━━ Data to use

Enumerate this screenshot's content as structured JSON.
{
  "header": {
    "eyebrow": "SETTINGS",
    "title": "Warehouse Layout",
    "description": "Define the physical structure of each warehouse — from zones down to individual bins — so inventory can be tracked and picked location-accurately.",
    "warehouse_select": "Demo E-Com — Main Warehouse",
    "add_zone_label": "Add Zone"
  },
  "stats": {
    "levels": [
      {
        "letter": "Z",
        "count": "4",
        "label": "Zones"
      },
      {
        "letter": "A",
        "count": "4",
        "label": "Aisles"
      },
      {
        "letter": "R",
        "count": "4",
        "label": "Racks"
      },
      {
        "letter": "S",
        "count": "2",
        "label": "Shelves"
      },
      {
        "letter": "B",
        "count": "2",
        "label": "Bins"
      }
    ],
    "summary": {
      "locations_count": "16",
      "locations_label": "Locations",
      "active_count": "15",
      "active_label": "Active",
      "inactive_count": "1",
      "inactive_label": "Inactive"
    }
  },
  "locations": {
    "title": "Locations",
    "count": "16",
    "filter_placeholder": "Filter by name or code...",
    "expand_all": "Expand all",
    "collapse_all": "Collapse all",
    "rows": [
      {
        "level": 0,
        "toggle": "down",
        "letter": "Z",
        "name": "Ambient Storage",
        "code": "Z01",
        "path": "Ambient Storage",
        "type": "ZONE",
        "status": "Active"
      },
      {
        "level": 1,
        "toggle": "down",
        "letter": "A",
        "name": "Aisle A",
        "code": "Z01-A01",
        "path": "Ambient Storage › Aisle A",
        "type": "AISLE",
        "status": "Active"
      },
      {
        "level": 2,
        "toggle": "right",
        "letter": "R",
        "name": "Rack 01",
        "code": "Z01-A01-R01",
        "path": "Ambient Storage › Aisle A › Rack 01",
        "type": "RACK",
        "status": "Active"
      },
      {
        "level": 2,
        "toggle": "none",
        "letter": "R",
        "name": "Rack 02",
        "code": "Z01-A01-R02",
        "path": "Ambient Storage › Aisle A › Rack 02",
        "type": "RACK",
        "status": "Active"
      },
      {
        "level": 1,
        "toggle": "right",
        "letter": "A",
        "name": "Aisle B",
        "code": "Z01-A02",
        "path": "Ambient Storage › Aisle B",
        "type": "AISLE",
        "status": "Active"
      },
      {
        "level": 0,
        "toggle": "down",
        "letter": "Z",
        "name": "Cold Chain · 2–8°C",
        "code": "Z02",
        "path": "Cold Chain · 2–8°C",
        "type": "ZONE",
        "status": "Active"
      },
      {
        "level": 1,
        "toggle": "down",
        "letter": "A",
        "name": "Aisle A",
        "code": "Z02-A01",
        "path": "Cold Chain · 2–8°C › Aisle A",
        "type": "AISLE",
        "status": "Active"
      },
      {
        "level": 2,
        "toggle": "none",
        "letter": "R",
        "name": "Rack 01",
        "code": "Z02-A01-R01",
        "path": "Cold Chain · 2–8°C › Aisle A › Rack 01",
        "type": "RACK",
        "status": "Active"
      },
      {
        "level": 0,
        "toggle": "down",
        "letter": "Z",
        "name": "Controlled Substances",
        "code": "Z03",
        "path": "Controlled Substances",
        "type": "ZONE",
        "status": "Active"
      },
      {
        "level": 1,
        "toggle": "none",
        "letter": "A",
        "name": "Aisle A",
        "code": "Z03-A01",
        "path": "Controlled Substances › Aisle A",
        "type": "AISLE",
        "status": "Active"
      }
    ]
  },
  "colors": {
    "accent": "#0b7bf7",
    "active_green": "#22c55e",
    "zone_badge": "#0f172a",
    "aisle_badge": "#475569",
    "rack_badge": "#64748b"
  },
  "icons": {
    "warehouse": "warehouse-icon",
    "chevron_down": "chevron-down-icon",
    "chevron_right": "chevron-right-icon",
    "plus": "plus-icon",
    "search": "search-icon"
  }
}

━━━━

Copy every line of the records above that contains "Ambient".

        "name": "Ambient Storage",
        "path": "Ambient Storage",
        "path": "Ambient Storage › Aisle A",
        "path": "Ambient Storage › Aisle A › Rack 01",
        "path": "Ambient Storage › Aisle A › Rack 02",
        "path": "Ambient Storage › Aisle B",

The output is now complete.